June 2, 2014 by middleearthnj
As much as kids look forward to summer, a recent survey shows that the majority of teens expect to be bored. And, bored teens spell trouble because they are more likely to engage in risky behaviors. Wouldn’t it be better if your teen could be engaged in activities that would actually improve their skills, broaden their horizons, and fill out their resume for college applications? There is a way – internships and community service programs!
Many people think getting a summer job is the perfect resume-builder for teens, and in many ways, it is. Any work experience builds employment skills! However, there is a difference between flipping burgers at McDonald’s and an internship at the local law firm. Surveys show that colleges and future employers look for motivated, well-rounded individuals who are thinking about their future. They like candidates who push themselves or pursue genuine interests.
Many internships are unpaid, and clearly, community service is as well, but the benefits are substantial. While your teen may miss their spending money (and you may, too), they will be investing in their future success.
Internships. Summer internships for high school students are designed to provide valuable on-the-job experience for young people and help them figure out what direction they want to take in life. The experience lets students explore possible career fields. If the student does a great job, the company may very well hire them. Your teen can search for internships online: http://www.internships.com/.
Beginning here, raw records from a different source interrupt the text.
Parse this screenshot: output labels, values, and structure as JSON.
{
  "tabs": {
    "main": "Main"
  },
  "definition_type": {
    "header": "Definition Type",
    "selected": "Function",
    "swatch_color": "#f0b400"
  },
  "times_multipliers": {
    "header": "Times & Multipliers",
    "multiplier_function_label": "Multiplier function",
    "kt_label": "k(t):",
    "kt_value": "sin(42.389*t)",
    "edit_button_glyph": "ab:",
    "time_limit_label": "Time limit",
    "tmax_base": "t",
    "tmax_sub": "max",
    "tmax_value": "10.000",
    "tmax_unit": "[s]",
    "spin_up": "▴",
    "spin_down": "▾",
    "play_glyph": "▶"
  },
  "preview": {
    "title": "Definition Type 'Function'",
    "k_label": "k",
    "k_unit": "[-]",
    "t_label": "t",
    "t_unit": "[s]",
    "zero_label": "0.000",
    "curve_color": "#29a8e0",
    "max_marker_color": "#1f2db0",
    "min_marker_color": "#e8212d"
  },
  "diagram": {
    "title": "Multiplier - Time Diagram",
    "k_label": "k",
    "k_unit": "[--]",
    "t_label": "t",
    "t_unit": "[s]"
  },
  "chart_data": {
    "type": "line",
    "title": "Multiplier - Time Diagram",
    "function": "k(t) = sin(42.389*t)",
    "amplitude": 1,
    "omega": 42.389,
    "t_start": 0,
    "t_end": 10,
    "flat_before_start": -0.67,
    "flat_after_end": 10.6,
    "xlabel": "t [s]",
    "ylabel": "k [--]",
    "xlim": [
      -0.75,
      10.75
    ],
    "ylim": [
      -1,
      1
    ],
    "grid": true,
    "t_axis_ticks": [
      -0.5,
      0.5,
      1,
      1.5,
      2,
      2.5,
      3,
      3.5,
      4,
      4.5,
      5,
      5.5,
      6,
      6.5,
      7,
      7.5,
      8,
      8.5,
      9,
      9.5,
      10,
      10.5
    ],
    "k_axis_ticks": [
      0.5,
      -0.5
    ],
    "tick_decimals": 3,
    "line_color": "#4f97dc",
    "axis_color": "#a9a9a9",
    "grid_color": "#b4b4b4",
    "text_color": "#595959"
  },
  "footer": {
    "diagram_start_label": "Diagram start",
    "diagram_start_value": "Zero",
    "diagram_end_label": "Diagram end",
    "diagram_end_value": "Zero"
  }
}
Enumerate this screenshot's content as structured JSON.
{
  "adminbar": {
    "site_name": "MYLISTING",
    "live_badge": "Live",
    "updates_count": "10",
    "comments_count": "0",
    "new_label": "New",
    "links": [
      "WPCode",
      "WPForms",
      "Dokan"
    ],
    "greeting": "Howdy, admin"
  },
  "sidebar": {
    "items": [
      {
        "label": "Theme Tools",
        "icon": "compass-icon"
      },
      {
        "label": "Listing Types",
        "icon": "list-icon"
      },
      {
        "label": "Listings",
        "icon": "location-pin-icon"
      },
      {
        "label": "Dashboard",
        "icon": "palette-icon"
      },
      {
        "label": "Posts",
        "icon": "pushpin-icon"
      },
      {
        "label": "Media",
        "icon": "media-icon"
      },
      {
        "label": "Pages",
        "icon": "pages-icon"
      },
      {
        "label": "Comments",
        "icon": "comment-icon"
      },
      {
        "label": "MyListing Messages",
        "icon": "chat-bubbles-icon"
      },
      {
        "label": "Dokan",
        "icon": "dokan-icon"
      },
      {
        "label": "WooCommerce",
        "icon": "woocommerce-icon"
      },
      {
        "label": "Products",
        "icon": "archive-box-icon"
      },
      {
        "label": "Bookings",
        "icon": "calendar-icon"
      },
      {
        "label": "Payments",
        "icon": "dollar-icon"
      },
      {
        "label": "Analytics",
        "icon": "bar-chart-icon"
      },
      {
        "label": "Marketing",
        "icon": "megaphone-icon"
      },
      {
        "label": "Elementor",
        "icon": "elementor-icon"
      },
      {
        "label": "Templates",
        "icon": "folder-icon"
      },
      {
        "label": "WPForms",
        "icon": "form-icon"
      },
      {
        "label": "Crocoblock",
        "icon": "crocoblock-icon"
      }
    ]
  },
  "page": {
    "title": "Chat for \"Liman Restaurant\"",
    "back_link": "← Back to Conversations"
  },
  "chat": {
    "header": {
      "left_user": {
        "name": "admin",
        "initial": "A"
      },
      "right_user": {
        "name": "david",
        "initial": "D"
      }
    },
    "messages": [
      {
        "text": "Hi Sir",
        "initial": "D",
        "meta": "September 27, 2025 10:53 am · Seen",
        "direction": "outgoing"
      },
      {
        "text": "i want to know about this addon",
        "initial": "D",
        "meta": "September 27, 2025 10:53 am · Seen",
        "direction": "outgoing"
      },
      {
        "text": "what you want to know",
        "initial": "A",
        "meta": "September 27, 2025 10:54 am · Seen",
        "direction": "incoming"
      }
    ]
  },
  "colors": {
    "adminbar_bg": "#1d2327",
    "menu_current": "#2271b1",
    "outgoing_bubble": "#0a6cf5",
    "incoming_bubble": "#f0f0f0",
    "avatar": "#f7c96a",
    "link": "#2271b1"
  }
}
Community Service. Volunteerism is an important admissions factor for colleges. If you want your teen to stay local, talk to them about their interests and help them connect with a nonprofit. Local options include animal shelters, halfway houses, nursing homes, homeless shelters, soup kitchens or programs for young children. If you are willing to allow your teen to travel, summer service programs are an excellent option. Many summer service programs for teens are based in impoverished or rural US areas and third world countries, and will vary in size from 12 – 25 students. Service in these sorts of programs typically involves remodeling of living quarters, teaching, constructing a school, caring for animals, or environmental projects. If they are in another country, they get the added benefit of language immersion. Community service gives teens a sense of purpose, self-confidence, gratitude, and personal responsibility. It’s important that your teen pick something that they really care about for two reasons. First, they will enjoy the experience much more and get more out of it. Second, many colleges require an essay and look favorably on a candidate that can talk about their volunteer experience with passion.
Parents should help their teens find service opportunities or internships in an area of interest. If your child wants to be a teacher, maybe a camp counselor would be up their alley. If they want to work with animals, volunteering at the local SPCA would be great experience. If your teen wants to excel in the world of business, they should intern at a local company. These experiences will improve their resume, but more importantly will help them decide their future path in life.